Although none are officially announced yet, the University of Indianapolis is ramping up the level of community engagement with a slate of conferences and camps this summer. Director of Event Services Christie Beckmann said that President Robert Manuel hopes to bring more people to campus to learn through these initiatives this summer.
“There are new initiatives this year … [in order] for us to increase the number of summer camps we are offering to the community,” Beckmann said. “A lot of departments are offering new camps through this initiative. Hopefully the community will be able to attend and explore an area that they are interested in.”
Beckmann said that although there are more events scheduled during the school year nowadays, they are mostly initiated by on-campus groups such as professors, the President’s Office or registered student organizations, not outside groups. She said that the event service office tries to restrict off-campus initiated events to the summer, when more space is available and the events will not inconvenience students and faculty.

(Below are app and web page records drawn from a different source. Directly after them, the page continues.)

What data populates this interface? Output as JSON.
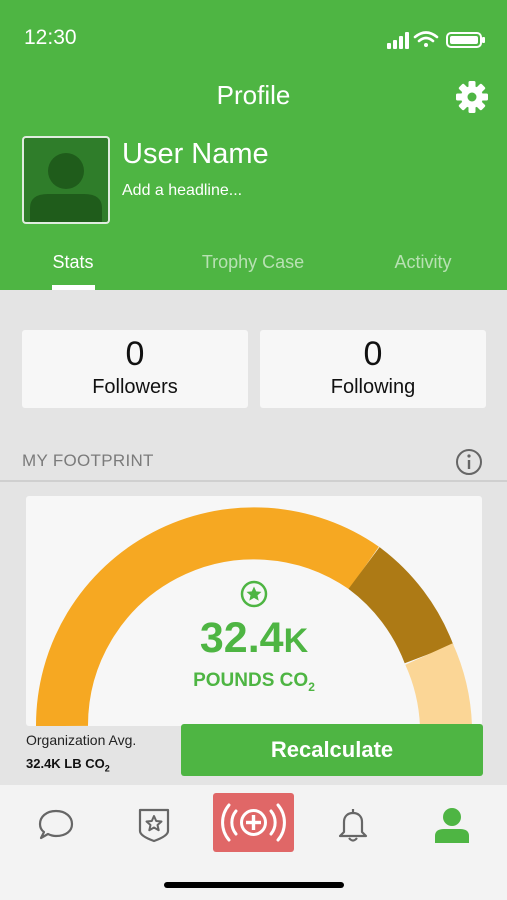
{
  "status_bar": {
    "time": "12:30"
  },
  "header": {
    "title": "Profile"
  },
  "user": {
    "name": "User Name",
    "headline_placeholder": "Add a headline..."
  },
  "tabs": [
    {
      "label": "Stats",
      "active": true
    },
    {
      "label": "Trophy Case",
      "active": false
    },
    {
      "label": "Activity",
      "active": false
    }
  ],
  "social": {
    "followers": {
      "count": "0",
      "label": "Followers"
    },
    "following": {
      "count": "0",
      "label": "Following"
    }
  },
  "footprint": {
    "section_label": "MY FOOTPRINT",
    "value": "32.4",
    "value_suffix": "K",
    "unit_main": "POUNDS CO",
    "unit_sub": "2",
    "org_avg_label": "Organization Avg.",
    "org_avg_value": "32.4K LB CO",
    "org_avg_sub": "2",
    "recalculate_label": "Recalculate"
  },
  "colors": {
    "brand_green": "#4eb543",
    "gauge_orange": "#f6a822",
    "gauge_brown": "#ad7a15",
    "gauge_light": "#fbd696",
    "alert_red": "#e06767"
  },
  "bottom_nav": {
    "items": [
      "chat-icon",
      "badge-star-icon",
      "alert-plus-icon",
      "bell-icon",
      "profile-icon"
    ]
  }
}
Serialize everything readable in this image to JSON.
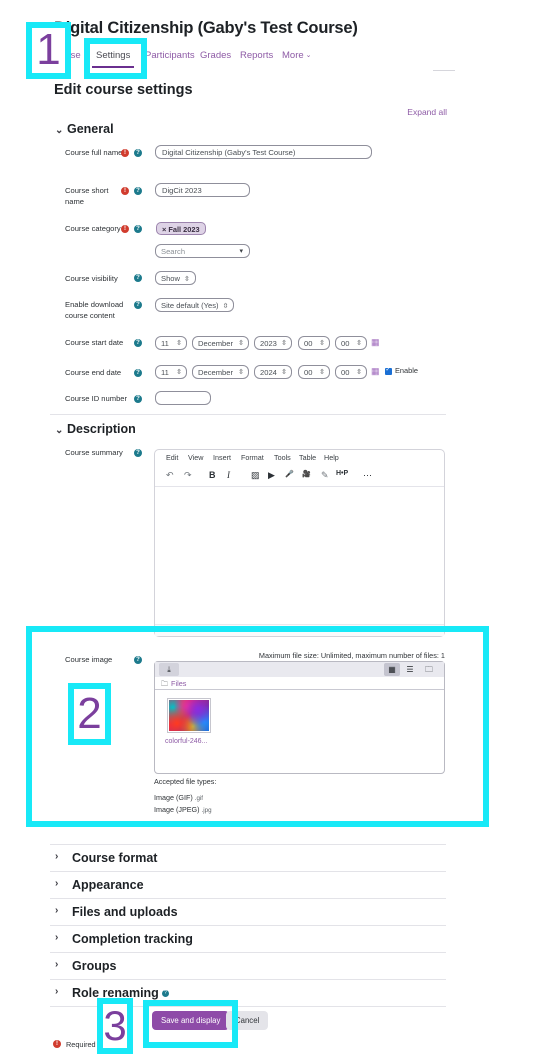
{
  "header": {
    "course_title": "Digital Citizenship (Gaby's Test Course)",
    "page_heading": "Edit course settings",
    "expand_all": "Expand all",
    "tabs": [
      {
        "label": "Course",
        "active": false
      },
      {
        "label": "Settings",
        "active": true
      },
      {
        "label": "Participants",
        "active": false
      },
      {
        "label": "Grades",
        "active": false
      },
      {
        "label": "Reports",
        "active": false
      },
      {
        "label": "More",
        "active": false,
        "chevron": "⌄"
      }
    ]
  },
  "sections": {
    "general": "General",
    "description": "Description"
  },
  "general": {
    "course_full_name": {
      "label": "Course full name",
      "value": "Digital Citizenship (Gaby's Test Course)",
      "required": true
    },
    "course_short_name": {
      "label": "Course short name",
      "value": "DigCit 2023",
      "required": true
    },
    "course_category": {
      "label": "Course category",
      "chip": "× Fall 2023",
      "search_placeholder": "Search",
      "required": true
    },
    "course_visibility": {
      "label": "Course visibility",
      "value": "Show"
    },
    "enable_download": {
      "label": "Enable download course content",
      "value": "Site default (Yes)"
    },
    "course_start_date": {
      "label": "Course start date",
      "day": "11",
      "month": "December",
      "year": "2023",
      "hour": "00",
      "minute": "00"
    },
    "course_end_date": {
      "label": "Course end date",
      "day": "11",
      "month": "December",
      "year": "2024",
      "hour": "00",
      "minute": "00",
      "enable_label": "Enable"
    },
    "course_id_number": {
      "label": "Course ID number",
      "value": ""
    }
  },
  "description": {
    "course_summary_label": "Course summary",
    "editor_menu": [
      "Edit",
      "View",
      "Insert",
      "Format",
      "Tools",
      "Table",
      "Help"
    ],
    "editor_tools": [
      "undo-icon",
      "redo-icon",
      "bold-icon",
      "italic-icon",
      "image-icon",
      "video-embed-icon",
      "microphone-icon",
      "camera-icon",
      "link-icon",
      "h5p-icon",
      "more-icon"
    ],
    "editor_tool_glyphs": [
      "↶",
      "↷",
      "B",
      "I",
      "▨",
      "▶",
      "🎤",
      "🎥",
      "✎",
      "H•P",
      "⋯"
    ],
    "course_image": {
      "label": "Course image",
      "max_file_size": "Maximum file size: Unlimited, maximum number of files: 1",
      "upload_icon": "upload-icon",
      "view_grid_icon": "grid-view-icon",
      "view_list_icon": "list-view-icon",
      "view_tree_icon": "tree-view-icon",
      "breadcrumb": "Files",
      "file_name": "colorful-246...",
      "accepted_title": "Accepted file types:",
      "accepted_types": [
        {
          "name": "Image (GIF)",
          "ext": ".gif"
        },
        {
          "name": "Image (JPEG)",
          "ext": ".jpg"
        }
      ]
    }
  },
  "collapsed_sections": [
    {
      "label": "Course format",
      "help": false
    },
    {
      "label": "Appearance",
      "help": false
    },
    {
      "label": "Files and uploads",
      "help": false
    },
    {
      "label": "Completion tracking",
      "help": false
    },
    {
      "label": "Groups",
      "help": false
    },
    {
      "label": "Role renaming",
      "help": true
    }
  ],
  "footer": {
    "save_label": "Save and display",
    "cancel_label": "Cancel",
    "required_note": "Required"
  },
  "annotations": {
    "accent_color": "#18e9f7",
    "number_color": "#7b3f9d",
    "items": [
      {
        "number": "1",
        "target": "settings-tab"
      },
      {
        "number": "2",
        "target": "course-image-field"
      },
      {
        "number": "3",
        "target": "save-and-display-button"
      }
    ]
  }
}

UIndy hosts most of its outside events during the summer. UIndy hosts sports camps, a 4-H leadership conference, church events and other such activities. Beckmann said that UIndy does not advertise because space on campus is limited, but many groups still find UIndy organically, through the website and from word of mouth.
The event service office coordinates events and works with people who want to hold events, to make the necessary arrangements. Beckmann said that the planning is complex for many events, especially if the group wants housing and food service. All of the processes for renting event space, food service, renting rooms in a residence hall and other details are available online.
Beckmann said that UIndy is certainly more active than it was when she was a student 20 years ago and admitted that it can be harder to schedule an event with all of the activities. She said that there has been discussion among administrators about creating more event space to keep up with student and RSO growth. However, she said that she is not aware of specific plans for the long term, but there will be some new space in the Health Pavilion when that opens.
According to Beckmann, conferences and events at UIndy bring a number of benefits for students. She said that academic departments such as theatre, communication, occupational therapy and physical therapy bring in guest speakers and host conferences, which students can learn from professionals and build their network.
One such conference recently held on campus was the annual Indiana Thespian Conference that came to campus the weekend of Jan. 23. UIndy’s theatre department has hosted the conference numerous times in the past. According to Chair and Associate Professor of Theatre, Brad Wright, the conference came to campus annually at one time and now typically is hosted at UIndy every other year.
The conference is a learning experience for the high school students who attend and a leadership experience for UIndy theatre students who work the event.
“It was a valuable experience for the students to be the ones who know stuff, to have the knowledge and the skills that they can then pass on to the other students,” Wright said. “It’s a good supervisory experience.”
One of the main features of the event is a scholarship competition in which the high school students can audition for a college scholarship and show off their skills to the college representatives in attendance. Wright said that UIndy has scored some talented recruits from the conference. He said that it is good for the high schoolers to be able to see what UIndy has to offer through the conference and to work with UIndy students.
Beckmann also said that holding conferences on campus has benefits for students. She said that, in addition to the networking and recruiting opportunities, conferences can be valuable for students looking for jobs after graduation and for netting new donations.
“The more people that come to our campus and have a good experience, the better their opinion of UIndy,” Beckmann said. “The more we are able to have of that, the more valuable your degree is.”